by Nelson on Mon 11th Mar 2013 04:41 UTC in reply to "RE[3]: Comment by Nelson"
Nelson
Member since:
2005-11-29


No one is claiming that and no one has ever claimed that,


Yes. The general talking point was that WebM had all the relevant patents already, so it wasn't a legal minefield.

Quite obviously that isn't true.


Except that's wrong.

Until last week people were quick to claim that VP8 was "unsafe" (hell, even Apple made this claim). There were plenty of people asking why Google wouldn't indemnify VP8 users yet completely ignoring the fact that MPEG-LA didn't indemnify H.264 licensor's.


The idemnification was only brought up because Google claimed they owned all relevant patents. Critics argued that if they did, they'd have no problem indemnifying their partners and sub licensees.


The double standard was hilarious at the time, now it's just pathetic.


H264 was developed using a standard setting process, which yielded a lot of disclosure about relevant patents, and in turn H264 is covered in SEPs.

In addition to this, the MPEG LA is a patent pool which facilitates the relatively inexpensive licensing of a bunch of patents related to H264.

VP8 has neither of these, so the situation is much more dire.
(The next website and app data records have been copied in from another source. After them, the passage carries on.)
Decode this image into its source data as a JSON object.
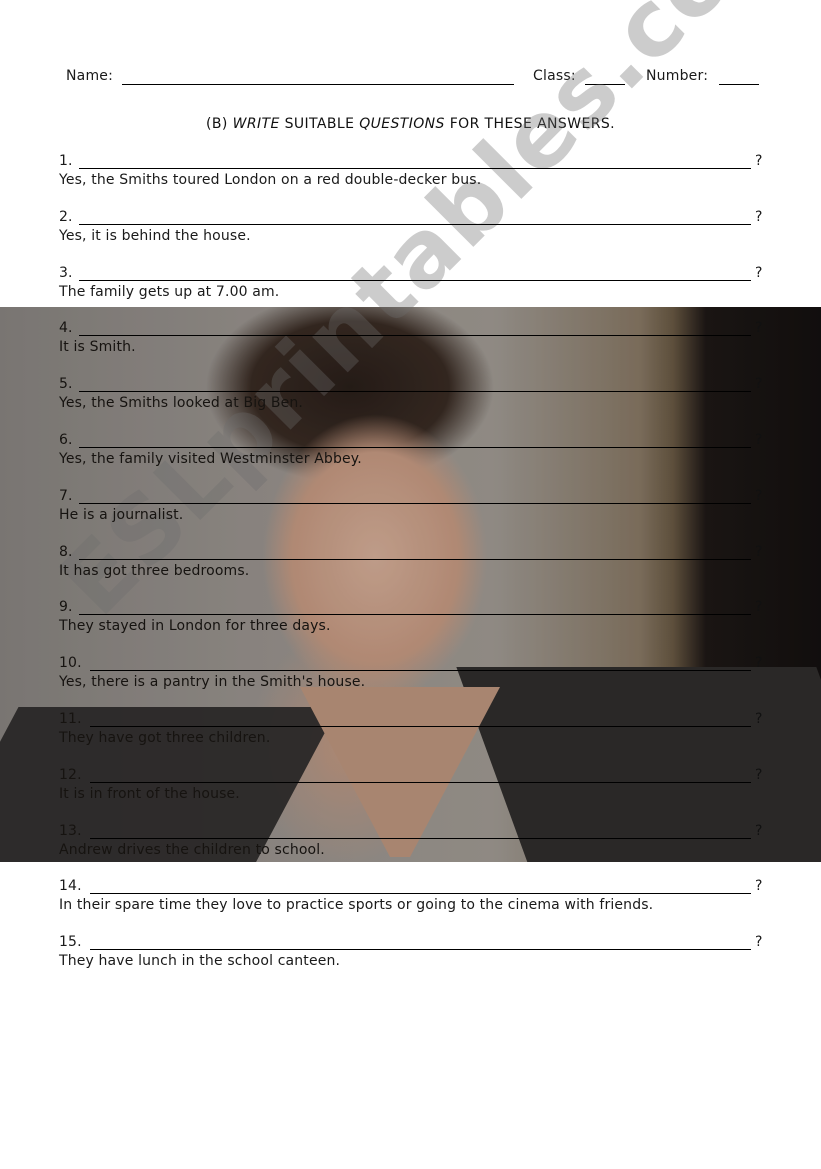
{
  "header": {
    "name_label": "Name:",
    "class_label": "Class:",
    "number_label": "Number:"
  },
  "title": {
    "prefix": "(B) ",
    "write": "WRITE",
    "middle": " SUITABLE ",
    "questions": "QUESTIONS",
    "suffix": " FOR THESE ANSWERS."
  },
  "question_mark": "?",
  "watermark": "ESLprintables.com",
  "items": [
    {
      "num": "1.",
      "answer": "Yes, the Smiths toured London on a red double-decker bus."
    },
    {
      "num": "2.",
      "answer": "Yes, it is behind the house."
    },
    {
      "num": "3.",
      "answer": "The family gets up at 7.00 am."
    },
    {
      "num": "4.",
      "answer": "It is Smith."
    },
    {
      "num": "5.",
      "answer": "Yes, the Smiths looked at Big Ben."
    },
    {
      "num": "6.",
      "answer": "Yes, the family visited Westminster Abbey."
    },
    {
      "num": "7.",
      "answer": "He is a journalist."
    },
    {
      "num": "8.",
      "answer": "It has got three bedrooms."
    },
    {
      "num": "9.",
      "answer": "They stayed in London for three days."
    },
    {
      "num": "10.",
      "answer": "Yes, there is a pantry in the Smith's house."
    },
    {
      "num": "11.",
      "answer": "They have got three children."
    },
    {
      "num": "12.",
      "answer": "It is in front of the house."
    },
    {
      "num": "13.",
      "answer": "Andrew drives the children to school."
    },
    {
      "num": "14.",
      "answer": "In their spare time they love to practice sports or going to the cinema with friends."
    },
    {
      "num": "15.",
      "answer": "They have lunch in the school canteen."
    }
  ]
}
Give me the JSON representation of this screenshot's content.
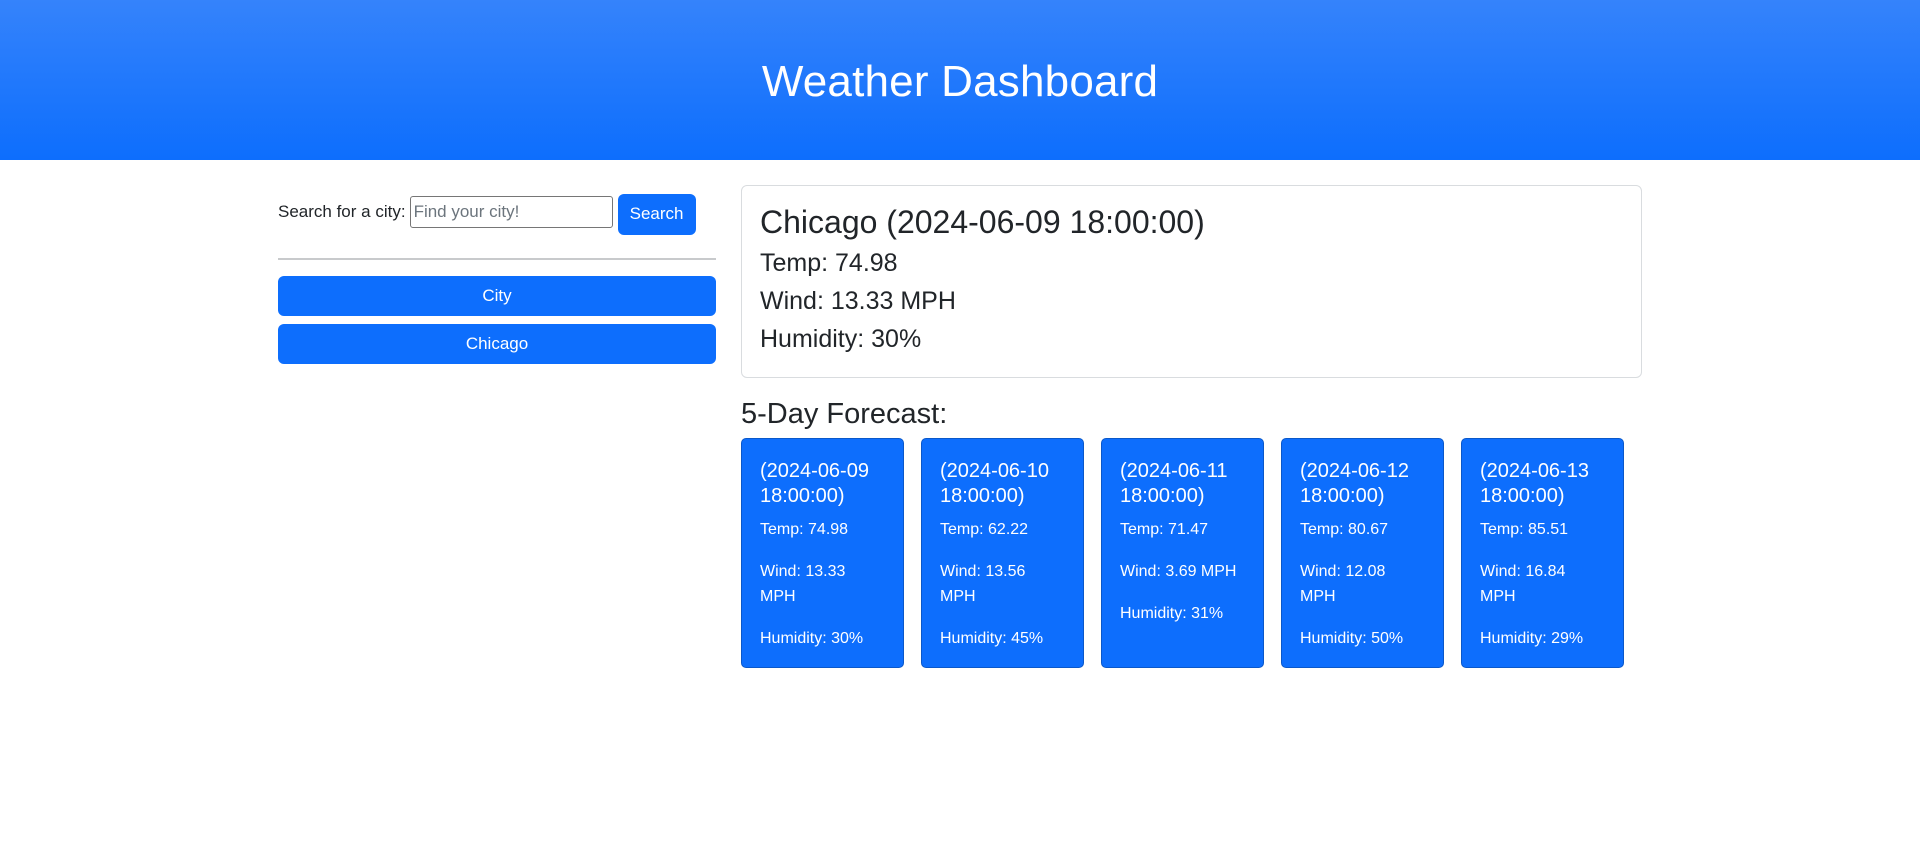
{
  "header": {
    "title": "Weather Dashboard"
  },
  "search": {
    "label": "Search for a city:",
    "placeholder": "Find your city!",
    "value": "",
    "button_label": "Search"
  },
  "history": [
    {
      "label": "City"
    },
    {
      "label": "Chicago"
    }
  ],
  "current": {
    "title": "Chicago (2024-06-09 18:00:00)",
    "temp": "Temp: 74.98",
    "wind": "Wind: 13.33 MPH",
    "humidity": "Humidity: 30%"
  },
  "forecast": {
    "heading": "5-Day Forecast:",
    "days": [
      {
        "date": "(2024-06-09 18:00:00)",
        "temp": "Temp: 74.98",
        "wind": "Wind: 13.33 MPH",
        "humidity": "Humidity: 30%"
      },
      {
        "date": "(2024-06-10 18:00:00)",
        "temp": "Temp: 62.22",
        "wind": "Wind: 13.56 MPH",
        "humidity": "Humidity: 45%"
      },
      {
        "date": "(2024-06-11 18:00:00)",
        "temp": "Temp: 71.47",
        "wind": "Wind: 3.69 MPH",
        "humidity": "Humidity: 31%"
      },
      {
        "date": "(2024-06-12 18:00:00)",
        "temp": "Temp: 80.67",
        "wind": "Wind: 12.08 MPH",
        "humidity": "Humidity: 50%"
      },
      {
        "date": "(2024-06-13 18:00:00)",
        "temp": "Temp: 85.51",
        "wind": "Wind: 16.84 MPH",
        "humidity": "Humidity: 29%"
      }
    ]
  },
  "colors": {
    "primary": "#0d6efd",
    "header_gradient_top": "#3583fb",
    "text": "#212529"
  }
}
A person willing to license all of the potential VP8 patents will need to sink a lot of money if a number of people start coming forward (as Nokia has).

Reply Parent Score: 3

RE[5]: Comment by Nelson
by Vanders on Mon 11th Mar 2013 11:36 in reply to "RE[4]: Comment by Nelson"
Vanders Member since:
2005-07-06

H264 was developed using a standard setting process, which yielded a lot of disclosure about relevant patents, and in turn H264 is covered in SEPs.

In addition to this, the MPEG LA is a patent pool which facilitates the relatively inexpensive licensing of a bunch of patents related to H264.

VP8 has neither of these, so the situation is much more dire. A person willing to license all of the potential VP8 patents will need to sink a lot of money if a number of people start coming forward (as Nokia has).


What a complete load of absolute rubbish. The situation for submarine patents is identical for both VP8 and H.264.

Reply Parent Score: 3

RE[6]: Comment by Nelson
by Nelson on Mon 11th Mar 2013 13:10 in reply to "RE[5]: Comment by Nelson"
Nelson Member since:
2005-11-29

Obviously there's an impasse. I do think its progress I can at least get some people to agree that the patent fears against VP8 are real. Even if they kicked and screamed the entire way.

Reply Parent Score: 3